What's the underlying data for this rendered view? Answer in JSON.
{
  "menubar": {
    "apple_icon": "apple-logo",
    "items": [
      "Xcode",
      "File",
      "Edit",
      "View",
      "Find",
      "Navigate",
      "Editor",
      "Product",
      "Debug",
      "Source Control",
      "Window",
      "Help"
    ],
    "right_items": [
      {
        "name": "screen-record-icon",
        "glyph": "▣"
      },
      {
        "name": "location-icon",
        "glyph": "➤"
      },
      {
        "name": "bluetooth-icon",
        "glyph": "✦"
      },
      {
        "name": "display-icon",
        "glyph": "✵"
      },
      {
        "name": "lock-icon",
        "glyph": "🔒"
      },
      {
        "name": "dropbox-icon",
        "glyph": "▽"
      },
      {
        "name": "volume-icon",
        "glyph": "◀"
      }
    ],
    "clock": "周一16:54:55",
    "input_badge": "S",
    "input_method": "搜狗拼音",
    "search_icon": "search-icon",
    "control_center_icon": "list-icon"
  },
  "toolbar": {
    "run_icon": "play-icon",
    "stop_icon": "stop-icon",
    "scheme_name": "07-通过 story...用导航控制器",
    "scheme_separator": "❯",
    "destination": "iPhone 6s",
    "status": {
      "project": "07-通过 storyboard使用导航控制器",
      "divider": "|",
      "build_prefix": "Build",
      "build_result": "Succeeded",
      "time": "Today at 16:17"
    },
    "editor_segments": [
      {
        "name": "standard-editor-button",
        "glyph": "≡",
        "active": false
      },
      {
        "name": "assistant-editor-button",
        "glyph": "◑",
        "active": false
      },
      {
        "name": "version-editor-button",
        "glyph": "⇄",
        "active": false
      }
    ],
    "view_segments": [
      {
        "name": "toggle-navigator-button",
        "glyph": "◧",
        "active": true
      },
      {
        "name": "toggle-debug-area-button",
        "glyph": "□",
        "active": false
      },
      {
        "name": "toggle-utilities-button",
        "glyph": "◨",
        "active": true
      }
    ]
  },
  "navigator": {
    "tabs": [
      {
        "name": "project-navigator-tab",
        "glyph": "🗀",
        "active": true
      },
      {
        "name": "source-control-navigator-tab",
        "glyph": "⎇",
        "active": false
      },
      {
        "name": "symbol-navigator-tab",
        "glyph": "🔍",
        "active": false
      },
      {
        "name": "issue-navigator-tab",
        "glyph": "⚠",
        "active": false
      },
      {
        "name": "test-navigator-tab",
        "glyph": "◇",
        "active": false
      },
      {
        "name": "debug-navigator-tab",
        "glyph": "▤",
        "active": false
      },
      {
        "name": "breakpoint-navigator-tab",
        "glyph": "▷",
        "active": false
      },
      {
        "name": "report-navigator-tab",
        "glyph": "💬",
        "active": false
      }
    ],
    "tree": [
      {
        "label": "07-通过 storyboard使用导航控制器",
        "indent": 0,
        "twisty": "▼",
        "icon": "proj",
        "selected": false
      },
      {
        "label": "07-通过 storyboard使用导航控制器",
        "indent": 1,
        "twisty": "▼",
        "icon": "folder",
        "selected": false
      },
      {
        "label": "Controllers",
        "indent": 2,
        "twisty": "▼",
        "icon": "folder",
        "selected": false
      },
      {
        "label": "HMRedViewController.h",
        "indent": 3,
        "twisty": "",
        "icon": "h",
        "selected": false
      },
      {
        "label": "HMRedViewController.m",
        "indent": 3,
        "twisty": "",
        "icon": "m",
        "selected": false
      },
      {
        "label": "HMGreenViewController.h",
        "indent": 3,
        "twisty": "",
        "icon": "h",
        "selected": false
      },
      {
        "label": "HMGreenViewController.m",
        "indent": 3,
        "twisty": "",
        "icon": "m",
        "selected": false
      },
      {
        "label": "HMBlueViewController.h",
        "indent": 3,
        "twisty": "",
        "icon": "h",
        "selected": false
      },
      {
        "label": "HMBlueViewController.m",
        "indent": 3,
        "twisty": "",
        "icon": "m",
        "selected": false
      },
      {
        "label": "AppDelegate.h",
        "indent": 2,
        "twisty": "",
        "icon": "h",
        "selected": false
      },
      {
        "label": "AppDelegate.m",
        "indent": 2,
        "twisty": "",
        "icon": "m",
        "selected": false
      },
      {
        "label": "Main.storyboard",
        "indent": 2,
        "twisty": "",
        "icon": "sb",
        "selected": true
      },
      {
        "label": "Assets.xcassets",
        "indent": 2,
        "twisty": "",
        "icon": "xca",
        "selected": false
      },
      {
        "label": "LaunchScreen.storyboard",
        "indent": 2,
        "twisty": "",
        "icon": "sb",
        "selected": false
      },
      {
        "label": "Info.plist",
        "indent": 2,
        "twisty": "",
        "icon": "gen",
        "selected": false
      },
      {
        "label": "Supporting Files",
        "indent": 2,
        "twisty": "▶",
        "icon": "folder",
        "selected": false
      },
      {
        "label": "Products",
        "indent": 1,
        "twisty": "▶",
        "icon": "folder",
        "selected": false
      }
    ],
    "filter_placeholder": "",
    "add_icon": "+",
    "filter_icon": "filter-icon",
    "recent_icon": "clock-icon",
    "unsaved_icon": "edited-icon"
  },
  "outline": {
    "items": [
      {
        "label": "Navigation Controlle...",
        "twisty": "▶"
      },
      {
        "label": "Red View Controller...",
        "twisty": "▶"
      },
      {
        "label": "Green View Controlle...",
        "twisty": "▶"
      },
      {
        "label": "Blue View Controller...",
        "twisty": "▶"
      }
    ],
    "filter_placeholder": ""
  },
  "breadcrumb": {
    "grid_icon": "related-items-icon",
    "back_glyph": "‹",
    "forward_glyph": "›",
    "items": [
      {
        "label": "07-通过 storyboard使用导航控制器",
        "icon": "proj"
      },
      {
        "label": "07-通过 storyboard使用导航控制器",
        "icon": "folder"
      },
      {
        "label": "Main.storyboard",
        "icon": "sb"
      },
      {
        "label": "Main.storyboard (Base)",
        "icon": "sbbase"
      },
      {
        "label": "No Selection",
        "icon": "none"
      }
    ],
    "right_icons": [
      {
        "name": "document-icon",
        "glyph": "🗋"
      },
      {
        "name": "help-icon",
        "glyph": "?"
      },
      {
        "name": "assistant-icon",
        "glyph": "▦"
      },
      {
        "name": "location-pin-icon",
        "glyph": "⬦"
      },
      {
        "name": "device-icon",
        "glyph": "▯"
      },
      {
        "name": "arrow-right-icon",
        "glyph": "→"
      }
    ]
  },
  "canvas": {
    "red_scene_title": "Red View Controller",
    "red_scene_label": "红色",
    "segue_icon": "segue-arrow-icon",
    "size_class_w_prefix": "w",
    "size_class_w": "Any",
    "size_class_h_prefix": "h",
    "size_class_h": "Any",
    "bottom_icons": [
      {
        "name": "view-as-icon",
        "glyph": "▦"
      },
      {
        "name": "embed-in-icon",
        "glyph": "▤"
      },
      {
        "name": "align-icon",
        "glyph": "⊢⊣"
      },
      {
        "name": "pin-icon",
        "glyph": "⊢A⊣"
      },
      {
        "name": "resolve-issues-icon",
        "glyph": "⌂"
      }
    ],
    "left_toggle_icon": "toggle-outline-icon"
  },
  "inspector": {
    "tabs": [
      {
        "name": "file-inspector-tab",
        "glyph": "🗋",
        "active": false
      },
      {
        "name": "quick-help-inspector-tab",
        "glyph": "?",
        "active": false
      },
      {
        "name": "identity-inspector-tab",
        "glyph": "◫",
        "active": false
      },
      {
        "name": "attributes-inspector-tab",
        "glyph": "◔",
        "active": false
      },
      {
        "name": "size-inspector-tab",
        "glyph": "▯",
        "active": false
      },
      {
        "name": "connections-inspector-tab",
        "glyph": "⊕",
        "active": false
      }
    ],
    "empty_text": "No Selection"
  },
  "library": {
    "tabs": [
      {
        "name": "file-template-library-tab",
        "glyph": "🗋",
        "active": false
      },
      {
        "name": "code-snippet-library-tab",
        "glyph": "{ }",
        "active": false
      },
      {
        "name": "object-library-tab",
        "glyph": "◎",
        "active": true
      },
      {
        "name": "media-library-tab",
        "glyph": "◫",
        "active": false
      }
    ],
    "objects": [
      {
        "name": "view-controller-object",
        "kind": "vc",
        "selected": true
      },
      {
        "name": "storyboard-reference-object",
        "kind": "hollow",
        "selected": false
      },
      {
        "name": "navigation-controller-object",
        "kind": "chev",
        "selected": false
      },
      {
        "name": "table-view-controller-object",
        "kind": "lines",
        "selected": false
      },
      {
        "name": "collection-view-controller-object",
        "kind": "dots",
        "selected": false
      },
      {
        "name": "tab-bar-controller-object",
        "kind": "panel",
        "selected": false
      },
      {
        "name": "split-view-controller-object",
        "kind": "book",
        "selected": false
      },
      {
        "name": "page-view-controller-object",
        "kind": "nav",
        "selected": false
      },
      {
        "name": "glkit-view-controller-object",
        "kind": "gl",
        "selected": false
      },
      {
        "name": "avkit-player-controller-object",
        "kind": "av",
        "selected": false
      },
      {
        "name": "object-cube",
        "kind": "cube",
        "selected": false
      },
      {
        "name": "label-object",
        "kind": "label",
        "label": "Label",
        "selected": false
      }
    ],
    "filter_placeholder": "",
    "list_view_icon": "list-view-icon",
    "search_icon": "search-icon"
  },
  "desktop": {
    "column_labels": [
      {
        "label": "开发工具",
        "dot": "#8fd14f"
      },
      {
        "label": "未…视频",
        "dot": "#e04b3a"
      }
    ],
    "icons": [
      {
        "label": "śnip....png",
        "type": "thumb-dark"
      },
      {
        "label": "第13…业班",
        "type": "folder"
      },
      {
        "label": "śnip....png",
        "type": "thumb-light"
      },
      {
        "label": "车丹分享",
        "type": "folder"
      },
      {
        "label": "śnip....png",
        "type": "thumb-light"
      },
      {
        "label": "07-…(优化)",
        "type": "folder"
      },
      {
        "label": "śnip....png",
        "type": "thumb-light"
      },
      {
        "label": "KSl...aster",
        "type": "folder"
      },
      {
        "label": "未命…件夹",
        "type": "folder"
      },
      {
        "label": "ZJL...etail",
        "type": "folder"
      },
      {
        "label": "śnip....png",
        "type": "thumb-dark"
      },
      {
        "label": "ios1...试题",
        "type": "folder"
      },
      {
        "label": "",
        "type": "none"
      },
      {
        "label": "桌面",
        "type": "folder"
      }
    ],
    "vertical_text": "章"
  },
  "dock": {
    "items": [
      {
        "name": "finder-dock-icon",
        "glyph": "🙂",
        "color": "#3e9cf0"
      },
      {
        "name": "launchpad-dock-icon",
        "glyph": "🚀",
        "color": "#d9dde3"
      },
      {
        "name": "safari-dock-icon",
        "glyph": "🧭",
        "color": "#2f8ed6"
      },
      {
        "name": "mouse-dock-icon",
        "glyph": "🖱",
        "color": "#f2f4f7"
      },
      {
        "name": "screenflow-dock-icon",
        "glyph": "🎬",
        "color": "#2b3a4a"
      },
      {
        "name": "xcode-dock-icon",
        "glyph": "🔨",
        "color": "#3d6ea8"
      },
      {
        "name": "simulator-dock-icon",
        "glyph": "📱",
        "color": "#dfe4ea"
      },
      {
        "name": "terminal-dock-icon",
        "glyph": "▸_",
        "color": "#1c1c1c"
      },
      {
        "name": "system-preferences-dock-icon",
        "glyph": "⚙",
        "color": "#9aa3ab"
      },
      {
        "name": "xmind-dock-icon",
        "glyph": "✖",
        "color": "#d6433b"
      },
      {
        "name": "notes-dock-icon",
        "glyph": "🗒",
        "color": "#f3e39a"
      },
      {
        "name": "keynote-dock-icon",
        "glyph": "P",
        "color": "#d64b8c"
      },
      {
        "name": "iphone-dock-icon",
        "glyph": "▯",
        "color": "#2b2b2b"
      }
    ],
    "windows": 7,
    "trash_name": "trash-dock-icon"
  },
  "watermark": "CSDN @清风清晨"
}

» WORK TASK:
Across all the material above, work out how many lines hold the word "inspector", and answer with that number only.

» ANSWER SPACE:
7